Google overstates its speed prowess and expertise. It’s technology and policies slow down the internet. Even its gold standard speed test – Google PageSpeed Insights – is goofy.
What a luxury for Google.
They ignore their own hypocritical speed tests because they own the internet. It’s a good thing Google doesn’t actually use these results in page ranking. That’s right. You wasted your life chasing whimsical vanity metrics invented by altruistic Google.
“WebP is an emerging image format put out by Google. It’s designed to use a more aggressive and better-optimized compression algorithm than JPG and PNG with the objective of reducing file sizes with minimal quality loss. And that means faster websites consuming less bandwidth.” – source
“WebP is a modern image format that provides lossless and lossy compression for images on the web. Using WebP, … developers can create smaller, richer images that make the web faster. WebP lossless images are 26% smaller in size compared to PNGs.” – source
“WebP is probably the best image format you’ve never heard of. Incredibly, it has the same quality of a JPEG, yet it’s typically 30-percent smaller in file-size.” – https://wordpress.org/plugins/sirv/
*Sirv is a professional image hosting and WordPress CDN service.
“[WebP] has several drawbacks and they’re pretty significant. One of the drawbacks is that animation saved as WebP requires more processing power during playback compared to good old GIF animation. Practically, it may take several more years until WebP becomes the successor of JPEGs and dominate the internet.” – source
Google designed webP format for Google Chrome browser. Unfortunately, webP is not supported in Apple’s Safari web browser. Firefox added webP for desktop and Android, but it will not work in iOS. This is because Firefox for iOS runs on Safari’s WebKit engine.
WebP is natively supported in Google Chrome, Firefox, Edge, the Opera browser. And by many other tools and software libraries. Developers have also added support to a variety of image editing tools.
Google didn’t set out to reinvent the JPEG format. They acquired a video encoding company. And discovered part of the technology happened to work well on still images. They’ve since open-sourced the codecs.
Reading these glorious compression weights is great. But are these claims real and worth it? Should we convert an entire media library to WebP? Is that a smart thing to do? Could we get a 1-percent extra size reduction while preserving image quality? The results are a surprise.
Despite webP’s announcement in 2010, it’s still an emerging format. That means that that it is not universal or compatible. Not all browsers support it.
Internet Explorer and Safari do not support WebP.
Photoshop doesn’t natively support WebP, but you can add a plugin to add WebP support. That’s a clue. Adobe thinks it’s lame.

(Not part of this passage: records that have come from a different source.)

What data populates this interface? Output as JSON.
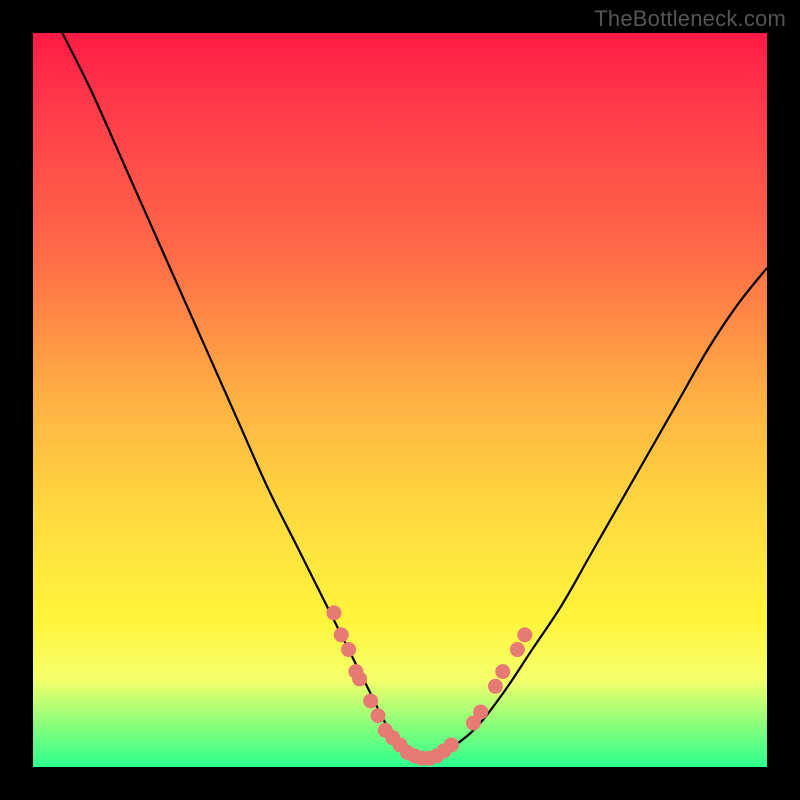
{
  "watermark": "TheBottleneck.com",
  "chart_data": {
    "type": "line",
    "title": "",
    "xlabel": "",
    "ylabel": "",
    "xlim": [
      0,
      100
    ],
    "ylim": [
      0,
      100
    ],
    "grid": false,
    "legend": false,
    "series": [
      {
        "name": "curve",
        "style": "black-line",
        "x": [
          4,
          8,
          12,
          16,
          20,
          24,
          28,
          32,
          36,
          40,
          44,
          46,
          48,
          50,
          52,
          54,
          56,
          60,
          64,
          68,
          72,
          76,
          80,
          84,
          88,
          92,
          96,
          100
        ],
        "y": [
          100,
          92,
          83,
          74,
          65,
          56,
          47,
          38,
          30,
          22,
          14,
          10,
          6,
          3,
          1,
          1,
          2,
          5,
          10,
          16,
          22,
          29,
          36,
          43,
          50,
          57,
          63,
          68
        ]
      },
      {
        "name": "markers-left",
        "style": "salmon-dot",
        "x": [
          41,
          42,
          43,
          44,
          44.5,
          46,
          47,
          48,
          49,
          50,
          51,
          52,
          53,
          54,
          55
        ],
        "y": [
          21,
          18,
          16,
          13,
          12,
          9,
          7,
          5,
          4,
          3,
          2,
          1.5,
          1.2,
          1.2,
          1.5
        ]
      },
      {
        "name": "markers-right",
        "style": "salmon-dot",
        "x": [
          56,
          57,
          60,
          61,
          63,
          64,
          66,
          67
        ],
        "y": [
          2.2,
          3,
          6,
          7.5,
          11,
          13,
          16,
          18
        ]
      }
    ],
    "annotations": []
  },
  "colors": {
    "marker": "#e87a74",
    "line": "#000000"
  }
}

“The WebP lossless setting is specifically designed as a replacement for PNG files. But in my tests in taking existing optimized PNGs and converting them to lossless WebP I ended up with files that were significantly larger than the originals.” – source
BONUS SECURITY SIDE-EFFECTS

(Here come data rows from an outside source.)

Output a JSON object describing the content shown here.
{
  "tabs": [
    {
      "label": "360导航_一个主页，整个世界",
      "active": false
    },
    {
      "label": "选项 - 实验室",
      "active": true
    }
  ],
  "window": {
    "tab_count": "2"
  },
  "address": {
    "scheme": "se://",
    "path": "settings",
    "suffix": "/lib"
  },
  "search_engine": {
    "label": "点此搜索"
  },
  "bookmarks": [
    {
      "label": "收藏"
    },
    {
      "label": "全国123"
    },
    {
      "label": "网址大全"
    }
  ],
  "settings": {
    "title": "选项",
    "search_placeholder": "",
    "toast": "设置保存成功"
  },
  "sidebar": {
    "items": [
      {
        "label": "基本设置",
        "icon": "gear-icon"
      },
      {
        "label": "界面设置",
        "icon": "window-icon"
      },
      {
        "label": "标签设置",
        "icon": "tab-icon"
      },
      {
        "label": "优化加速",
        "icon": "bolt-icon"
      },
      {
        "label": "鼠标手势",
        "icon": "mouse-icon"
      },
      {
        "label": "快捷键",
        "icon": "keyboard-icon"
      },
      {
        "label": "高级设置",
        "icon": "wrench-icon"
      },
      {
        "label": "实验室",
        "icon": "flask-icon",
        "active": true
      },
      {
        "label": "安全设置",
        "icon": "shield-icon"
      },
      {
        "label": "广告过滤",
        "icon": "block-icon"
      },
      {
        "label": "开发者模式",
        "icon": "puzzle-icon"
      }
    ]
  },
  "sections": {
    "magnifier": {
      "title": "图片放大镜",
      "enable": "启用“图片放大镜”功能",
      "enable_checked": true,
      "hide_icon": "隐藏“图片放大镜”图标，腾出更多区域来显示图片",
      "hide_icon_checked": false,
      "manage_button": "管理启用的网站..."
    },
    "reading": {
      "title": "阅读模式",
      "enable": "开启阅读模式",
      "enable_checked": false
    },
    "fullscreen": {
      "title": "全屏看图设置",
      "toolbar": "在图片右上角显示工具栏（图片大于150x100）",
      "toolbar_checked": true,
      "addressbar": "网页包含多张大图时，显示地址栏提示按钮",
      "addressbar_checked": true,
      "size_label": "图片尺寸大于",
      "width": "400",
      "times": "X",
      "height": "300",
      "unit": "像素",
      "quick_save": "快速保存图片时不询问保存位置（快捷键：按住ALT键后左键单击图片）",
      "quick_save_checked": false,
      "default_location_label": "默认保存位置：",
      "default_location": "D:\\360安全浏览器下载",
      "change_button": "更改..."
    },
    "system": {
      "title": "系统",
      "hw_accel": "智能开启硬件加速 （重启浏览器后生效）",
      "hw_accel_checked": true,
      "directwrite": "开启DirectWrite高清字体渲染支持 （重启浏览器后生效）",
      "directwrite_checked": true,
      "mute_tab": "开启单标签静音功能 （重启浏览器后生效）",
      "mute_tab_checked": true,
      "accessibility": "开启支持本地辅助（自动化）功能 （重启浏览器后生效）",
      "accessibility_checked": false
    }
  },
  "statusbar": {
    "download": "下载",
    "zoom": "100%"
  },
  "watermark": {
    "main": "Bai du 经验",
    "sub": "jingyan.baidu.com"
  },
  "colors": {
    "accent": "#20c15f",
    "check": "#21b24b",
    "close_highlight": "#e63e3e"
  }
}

If a user downloads a webP image from your website, good luck reusing it. They can’t open it in Photoshop. Not without installing a plugin. They can’t view it or edit it without using special webP-compatible software. And they’ll run into trouble sharing it by email or social media.
If you upload a webP file to Facebook you’ll get an error message. Uploading a webP image to WordPress also fails with a security warning. Stealing webP images makes for a hard time doing anything with them. Facebook got a lot of complaints about this reason when they rolled out webP.
This isn’t a true security strategy. It’s still an interesting side-effect.
We don’t recommend webP if you’re looking to speed up your site. There are other options for slimming down your images.
- Lazy loading images increases the perceived load speed.
- You can also use fewer images.
- Correct image size for the display reduces the data mobile users download.
Instead of band-aid approaches, we drill down to the root cause of your slow site. This is origin optimization. Also known as site tuning. To do this, we analyze site components:
- Scripts and third-party services.
- Images and media library.
- We minimize globally loading plugin effects.
Find out more details about Site Tuning – Get Speed!